Your customers’ concern is your concern and the evolution of cybercrime is simply not something that your business can afford to ignore. The European Commission published its Special Eurobarometer Report on Cyber Security in February 2015. The conclusions make for stark reading for business owners and managers. 75% of Irish respondents are concerned that their online personal information is not kept secure online.
All businesses need to demonstrate that they are active in preventing cyber attacks.
- Secure your hardware and encrypt your laptops – a simple example is using a Kensington lock to physically secure mobile devices;
- Mobile phones are the new portable office. Employees should not connect to work emails through unsecure Wifi networks on their smart tablets and phones – introduce usage policies and educate your staff;
- Warn employees on the danger of clicking on unknown links – employees should be educated on the danger of malware attacks;
- Ensure your network is encrypted, secure and password protected;
- Use strong passwords and don’t keep them in a folder on your network entitled ‘passwords’!
50% of users don’t take basic precautions such as changing their passwords every 12 months.
- Combat system vulnerability. Put up a strong firewall and use reliable anti-virus and anti-malware protection and keep it up to date.
33% of Irish internet users have discovered malicious software on their device. But only 51% have installed anti-virus software.
- Monitor your vendors. Where vendors have access to your company’s data, ensure those vendors are accessing it through a secure network and have suitable malware protection in place.

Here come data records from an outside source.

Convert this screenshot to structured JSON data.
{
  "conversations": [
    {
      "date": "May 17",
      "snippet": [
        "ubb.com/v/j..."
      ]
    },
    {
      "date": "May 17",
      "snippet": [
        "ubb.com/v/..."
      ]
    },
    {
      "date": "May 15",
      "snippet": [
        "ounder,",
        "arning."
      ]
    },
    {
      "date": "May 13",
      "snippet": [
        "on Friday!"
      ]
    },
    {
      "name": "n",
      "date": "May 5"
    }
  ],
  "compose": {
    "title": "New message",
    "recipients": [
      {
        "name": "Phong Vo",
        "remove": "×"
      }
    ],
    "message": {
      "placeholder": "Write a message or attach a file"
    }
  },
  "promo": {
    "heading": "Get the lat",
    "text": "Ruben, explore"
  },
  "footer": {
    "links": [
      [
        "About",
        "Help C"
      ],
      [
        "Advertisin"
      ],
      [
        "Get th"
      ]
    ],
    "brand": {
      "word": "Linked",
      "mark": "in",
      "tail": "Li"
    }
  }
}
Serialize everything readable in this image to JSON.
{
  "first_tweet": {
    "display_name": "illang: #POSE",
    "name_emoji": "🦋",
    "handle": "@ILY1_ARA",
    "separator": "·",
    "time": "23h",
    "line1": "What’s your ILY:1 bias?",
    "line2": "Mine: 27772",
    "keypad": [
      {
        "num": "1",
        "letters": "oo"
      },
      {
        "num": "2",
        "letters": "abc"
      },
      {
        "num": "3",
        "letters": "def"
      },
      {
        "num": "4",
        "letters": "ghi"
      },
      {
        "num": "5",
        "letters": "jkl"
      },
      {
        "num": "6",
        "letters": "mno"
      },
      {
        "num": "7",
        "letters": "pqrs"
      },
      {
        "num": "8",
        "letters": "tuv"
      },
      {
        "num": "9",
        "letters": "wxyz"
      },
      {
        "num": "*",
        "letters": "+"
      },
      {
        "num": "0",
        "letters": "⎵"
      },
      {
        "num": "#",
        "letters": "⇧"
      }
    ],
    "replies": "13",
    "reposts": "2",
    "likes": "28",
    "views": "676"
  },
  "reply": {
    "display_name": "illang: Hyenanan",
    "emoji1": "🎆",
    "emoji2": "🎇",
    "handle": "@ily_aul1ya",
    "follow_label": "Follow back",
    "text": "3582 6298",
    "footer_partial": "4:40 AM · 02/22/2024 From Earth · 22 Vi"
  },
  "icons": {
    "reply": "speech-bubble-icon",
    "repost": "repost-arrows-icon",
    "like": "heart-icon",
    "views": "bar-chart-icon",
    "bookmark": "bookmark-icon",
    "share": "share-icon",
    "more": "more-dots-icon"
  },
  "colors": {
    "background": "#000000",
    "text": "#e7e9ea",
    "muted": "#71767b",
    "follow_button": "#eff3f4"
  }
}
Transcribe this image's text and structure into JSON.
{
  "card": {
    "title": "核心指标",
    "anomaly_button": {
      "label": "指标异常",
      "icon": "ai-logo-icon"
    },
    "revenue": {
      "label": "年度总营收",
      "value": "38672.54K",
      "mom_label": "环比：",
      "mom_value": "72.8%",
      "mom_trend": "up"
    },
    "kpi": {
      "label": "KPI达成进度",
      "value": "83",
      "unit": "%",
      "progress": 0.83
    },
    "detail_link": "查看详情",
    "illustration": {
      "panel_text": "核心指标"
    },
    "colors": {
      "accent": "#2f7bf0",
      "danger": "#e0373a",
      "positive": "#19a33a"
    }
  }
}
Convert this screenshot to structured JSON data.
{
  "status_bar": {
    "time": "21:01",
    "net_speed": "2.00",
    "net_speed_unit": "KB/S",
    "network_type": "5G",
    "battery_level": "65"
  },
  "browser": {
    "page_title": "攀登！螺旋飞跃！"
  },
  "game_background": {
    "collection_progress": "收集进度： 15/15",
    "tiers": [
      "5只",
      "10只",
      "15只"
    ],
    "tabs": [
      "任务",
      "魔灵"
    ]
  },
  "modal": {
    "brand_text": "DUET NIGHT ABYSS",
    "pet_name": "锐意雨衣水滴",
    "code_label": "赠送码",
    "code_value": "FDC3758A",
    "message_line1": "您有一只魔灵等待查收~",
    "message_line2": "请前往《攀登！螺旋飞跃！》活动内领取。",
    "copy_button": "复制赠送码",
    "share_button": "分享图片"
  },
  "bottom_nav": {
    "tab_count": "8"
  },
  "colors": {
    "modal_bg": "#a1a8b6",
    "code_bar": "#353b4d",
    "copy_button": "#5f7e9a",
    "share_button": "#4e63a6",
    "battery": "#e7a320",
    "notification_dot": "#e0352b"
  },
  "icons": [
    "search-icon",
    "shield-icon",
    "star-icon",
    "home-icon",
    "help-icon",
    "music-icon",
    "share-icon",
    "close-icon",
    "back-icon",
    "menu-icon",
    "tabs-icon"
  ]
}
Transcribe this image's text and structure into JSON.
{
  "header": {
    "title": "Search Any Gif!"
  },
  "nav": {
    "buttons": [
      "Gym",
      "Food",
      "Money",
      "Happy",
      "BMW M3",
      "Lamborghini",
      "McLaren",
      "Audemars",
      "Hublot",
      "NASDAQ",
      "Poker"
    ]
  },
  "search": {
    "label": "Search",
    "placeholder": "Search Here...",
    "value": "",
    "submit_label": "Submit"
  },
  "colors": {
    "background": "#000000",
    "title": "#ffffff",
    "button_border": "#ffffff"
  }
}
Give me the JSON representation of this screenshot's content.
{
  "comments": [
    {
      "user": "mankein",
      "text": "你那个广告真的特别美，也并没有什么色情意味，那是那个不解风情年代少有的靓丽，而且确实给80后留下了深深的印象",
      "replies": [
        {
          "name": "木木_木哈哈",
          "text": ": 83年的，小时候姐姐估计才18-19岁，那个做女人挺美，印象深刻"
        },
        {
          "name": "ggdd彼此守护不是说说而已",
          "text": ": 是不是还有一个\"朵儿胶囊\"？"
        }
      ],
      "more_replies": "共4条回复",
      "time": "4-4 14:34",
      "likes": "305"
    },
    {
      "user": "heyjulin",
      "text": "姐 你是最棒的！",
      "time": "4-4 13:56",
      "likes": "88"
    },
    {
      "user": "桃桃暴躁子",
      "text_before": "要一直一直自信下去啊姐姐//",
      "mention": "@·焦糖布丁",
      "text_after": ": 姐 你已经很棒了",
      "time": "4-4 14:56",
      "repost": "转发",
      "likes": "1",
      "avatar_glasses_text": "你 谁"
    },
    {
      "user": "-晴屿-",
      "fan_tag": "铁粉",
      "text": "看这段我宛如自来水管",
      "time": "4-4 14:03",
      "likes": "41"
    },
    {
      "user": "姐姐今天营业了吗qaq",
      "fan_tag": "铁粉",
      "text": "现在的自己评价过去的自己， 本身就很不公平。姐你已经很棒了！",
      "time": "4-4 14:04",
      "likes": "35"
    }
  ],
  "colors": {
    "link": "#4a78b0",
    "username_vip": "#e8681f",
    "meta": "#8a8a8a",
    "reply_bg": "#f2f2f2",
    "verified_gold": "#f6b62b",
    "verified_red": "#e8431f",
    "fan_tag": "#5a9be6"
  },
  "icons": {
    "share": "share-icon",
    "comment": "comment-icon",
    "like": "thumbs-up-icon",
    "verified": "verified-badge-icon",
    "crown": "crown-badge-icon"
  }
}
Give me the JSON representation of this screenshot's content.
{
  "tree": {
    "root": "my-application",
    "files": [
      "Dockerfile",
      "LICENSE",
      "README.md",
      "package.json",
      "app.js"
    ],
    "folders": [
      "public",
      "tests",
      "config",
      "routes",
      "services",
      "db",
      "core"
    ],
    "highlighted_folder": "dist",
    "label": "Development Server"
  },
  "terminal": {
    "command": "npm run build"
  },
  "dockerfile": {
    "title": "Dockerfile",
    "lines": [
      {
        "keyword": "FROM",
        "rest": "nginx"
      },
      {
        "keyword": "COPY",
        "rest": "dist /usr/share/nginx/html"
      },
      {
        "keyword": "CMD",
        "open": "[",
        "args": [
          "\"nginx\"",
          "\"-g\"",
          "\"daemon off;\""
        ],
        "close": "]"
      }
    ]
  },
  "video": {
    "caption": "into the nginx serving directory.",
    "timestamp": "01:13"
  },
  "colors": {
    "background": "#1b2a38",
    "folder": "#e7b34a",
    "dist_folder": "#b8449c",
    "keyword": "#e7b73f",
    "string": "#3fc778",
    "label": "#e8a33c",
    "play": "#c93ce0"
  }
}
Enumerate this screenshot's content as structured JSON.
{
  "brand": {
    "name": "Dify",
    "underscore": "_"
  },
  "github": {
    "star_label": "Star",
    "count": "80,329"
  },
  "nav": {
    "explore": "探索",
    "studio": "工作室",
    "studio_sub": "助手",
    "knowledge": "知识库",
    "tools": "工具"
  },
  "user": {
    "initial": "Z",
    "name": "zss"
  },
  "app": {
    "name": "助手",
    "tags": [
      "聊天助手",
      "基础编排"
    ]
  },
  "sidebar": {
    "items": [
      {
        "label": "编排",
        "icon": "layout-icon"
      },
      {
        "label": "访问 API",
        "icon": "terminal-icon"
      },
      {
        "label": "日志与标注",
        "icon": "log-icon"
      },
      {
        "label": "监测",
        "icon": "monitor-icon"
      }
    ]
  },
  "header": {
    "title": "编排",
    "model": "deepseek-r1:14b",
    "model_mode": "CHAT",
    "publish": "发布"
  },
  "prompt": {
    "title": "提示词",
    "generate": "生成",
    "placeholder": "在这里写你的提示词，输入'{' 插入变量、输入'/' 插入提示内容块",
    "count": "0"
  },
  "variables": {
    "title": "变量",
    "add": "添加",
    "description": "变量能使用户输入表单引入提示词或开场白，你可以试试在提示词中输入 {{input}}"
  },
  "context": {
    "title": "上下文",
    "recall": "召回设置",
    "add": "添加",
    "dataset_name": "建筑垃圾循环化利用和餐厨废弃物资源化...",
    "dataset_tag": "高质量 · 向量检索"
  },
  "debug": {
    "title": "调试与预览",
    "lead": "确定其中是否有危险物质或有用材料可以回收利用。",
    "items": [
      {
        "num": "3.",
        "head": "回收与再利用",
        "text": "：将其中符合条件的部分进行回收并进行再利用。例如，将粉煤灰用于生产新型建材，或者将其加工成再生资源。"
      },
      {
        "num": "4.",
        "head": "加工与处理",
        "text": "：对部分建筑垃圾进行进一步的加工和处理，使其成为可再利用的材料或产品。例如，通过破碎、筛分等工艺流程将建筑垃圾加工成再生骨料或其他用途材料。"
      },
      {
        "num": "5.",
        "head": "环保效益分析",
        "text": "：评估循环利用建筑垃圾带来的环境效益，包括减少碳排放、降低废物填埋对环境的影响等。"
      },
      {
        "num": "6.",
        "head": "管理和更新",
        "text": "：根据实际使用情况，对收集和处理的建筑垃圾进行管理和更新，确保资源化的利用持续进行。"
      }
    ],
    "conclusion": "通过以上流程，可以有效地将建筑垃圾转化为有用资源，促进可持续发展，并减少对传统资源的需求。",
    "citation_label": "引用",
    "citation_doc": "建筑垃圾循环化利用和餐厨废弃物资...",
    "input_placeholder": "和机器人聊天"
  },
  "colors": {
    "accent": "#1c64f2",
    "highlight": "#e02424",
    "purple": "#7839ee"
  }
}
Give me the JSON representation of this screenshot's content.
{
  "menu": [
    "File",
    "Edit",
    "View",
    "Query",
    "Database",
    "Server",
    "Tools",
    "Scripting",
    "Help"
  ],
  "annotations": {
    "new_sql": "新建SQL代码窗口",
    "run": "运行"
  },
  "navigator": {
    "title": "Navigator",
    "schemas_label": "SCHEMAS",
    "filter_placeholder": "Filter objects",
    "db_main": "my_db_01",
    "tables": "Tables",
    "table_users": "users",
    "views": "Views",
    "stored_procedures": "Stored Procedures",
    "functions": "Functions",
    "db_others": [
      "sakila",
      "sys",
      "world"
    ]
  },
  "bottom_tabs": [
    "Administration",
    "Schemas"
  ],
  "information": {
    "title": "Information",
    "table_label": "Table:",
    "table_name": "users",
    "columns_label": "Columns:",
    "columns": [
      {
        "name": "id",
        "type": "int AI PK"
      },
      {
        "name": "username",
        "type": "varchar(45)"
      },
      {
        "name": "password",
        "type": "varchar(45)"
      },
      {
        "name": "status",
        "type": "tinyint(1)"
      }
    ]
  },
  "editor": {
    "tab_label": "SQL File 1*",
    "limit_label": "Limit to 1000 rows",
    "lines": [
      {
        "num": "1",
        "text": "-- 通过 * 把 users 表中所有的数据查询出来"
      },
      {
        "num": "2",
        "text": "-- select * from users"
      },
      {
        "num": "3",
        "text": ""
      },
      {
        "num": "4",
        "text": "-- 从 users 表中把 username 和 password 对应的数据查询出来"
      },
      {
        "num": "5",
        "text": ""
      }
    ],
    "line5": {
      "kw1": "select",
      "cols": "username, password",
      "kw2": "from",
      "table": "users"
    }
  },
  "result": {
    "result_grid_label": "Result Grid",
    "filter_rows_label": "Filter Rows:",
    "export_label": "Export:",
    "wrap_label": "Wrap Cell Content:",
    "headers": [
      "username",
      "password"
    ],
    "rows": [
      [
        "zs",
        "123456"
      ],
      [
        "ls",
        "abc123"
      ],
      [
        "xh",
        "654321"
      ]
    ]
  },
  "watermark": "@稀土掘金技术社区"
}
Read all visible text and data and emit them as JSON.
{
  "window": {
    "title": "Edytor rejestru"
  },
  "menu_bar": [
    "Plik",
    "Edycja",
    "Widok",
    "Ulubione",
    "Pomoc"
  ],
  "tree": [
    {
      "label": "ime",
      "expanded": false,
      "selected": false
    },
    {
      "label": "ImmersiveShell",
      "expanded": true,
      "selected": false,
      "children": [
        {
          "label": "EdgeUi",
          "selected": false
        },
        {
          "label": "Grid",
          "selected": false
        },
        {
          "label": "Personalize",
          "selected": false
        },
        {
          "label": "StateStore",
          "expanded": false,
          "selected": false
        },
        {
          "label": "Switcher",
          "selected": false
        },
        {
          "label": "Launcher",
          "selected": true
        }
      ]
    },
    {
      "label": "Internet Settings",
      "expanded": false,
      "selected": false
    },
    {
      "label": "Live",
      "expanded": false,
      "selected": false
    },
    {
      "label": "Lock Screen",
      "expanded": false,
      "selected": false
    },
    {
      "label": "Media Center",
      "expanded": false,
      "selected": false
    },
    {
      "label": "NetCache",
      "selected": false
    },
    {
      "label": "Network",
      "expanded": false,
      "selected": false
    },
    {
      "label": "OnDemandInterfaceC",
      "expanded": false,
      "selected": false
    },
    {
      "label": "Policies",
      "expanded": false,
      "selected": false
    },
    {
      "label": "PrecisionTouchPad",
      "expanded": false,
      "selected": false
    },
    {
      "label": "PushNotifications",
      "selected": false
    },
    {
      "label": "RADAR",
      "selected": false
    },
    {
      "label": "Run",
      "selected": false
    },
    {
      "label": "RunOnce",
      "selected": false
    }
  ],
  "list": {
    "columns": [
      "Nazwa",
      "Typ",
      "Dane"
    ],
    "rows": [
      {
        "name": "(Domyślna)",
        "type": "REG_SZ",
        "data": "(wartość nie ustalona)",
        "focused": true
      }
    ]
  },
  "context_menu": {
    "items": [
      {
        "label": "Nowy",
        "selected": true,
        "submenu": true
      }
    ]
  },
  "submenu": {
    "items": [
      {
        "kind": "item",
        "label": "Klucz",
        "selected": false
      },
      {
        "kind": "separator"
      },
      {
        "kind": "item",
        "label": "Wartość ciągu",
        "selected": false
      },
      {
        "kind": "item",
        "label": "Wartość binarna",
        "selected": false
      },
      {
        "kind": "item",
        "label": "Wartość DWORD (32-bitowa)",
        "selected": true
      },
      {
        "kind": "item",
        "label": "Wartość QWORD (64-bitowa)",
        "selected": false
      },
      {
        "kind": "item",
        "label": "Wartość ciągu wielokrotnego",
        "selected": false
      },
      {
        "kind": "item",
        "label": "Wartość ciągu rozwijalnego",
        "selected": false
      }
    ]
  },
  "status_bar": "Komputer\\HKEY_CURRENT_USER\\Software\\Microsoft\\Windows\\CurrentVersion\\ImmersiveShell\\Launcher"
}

- Segment internal data access. Only give employees access to the data they require to carry out their specific job on a “need to know” basis.
As the complexity and frequency of cybercrime increases so does the threat posed to your company’s reputation. Furthermore, you are obliged under Data Protection Legislation to take appropriate security measures against unauthorised access to, or unauthorised alteration or disclosure of your employees’ and customers’ data.
If you don’t you could be liable for a fine of up to €250,000 or 10% of turnover whichever is greater. You could also face the administration and legal costs of dealing with a court order to forfeit or destroy any data material which is connected with the commission of the offence.
Contact Laura Daly or Ronan McGoldrick for more information.
This publication is for guidance purposes only. It does not constitute legal or professional advice. No liability is accepted by Ogier Leman for any action taken or not taken in reliance on the information set out in this publication. Professional or legal advice should be obtained before taking or refraining from any action as a result of the contents of this publication. Any and all information is subject to change.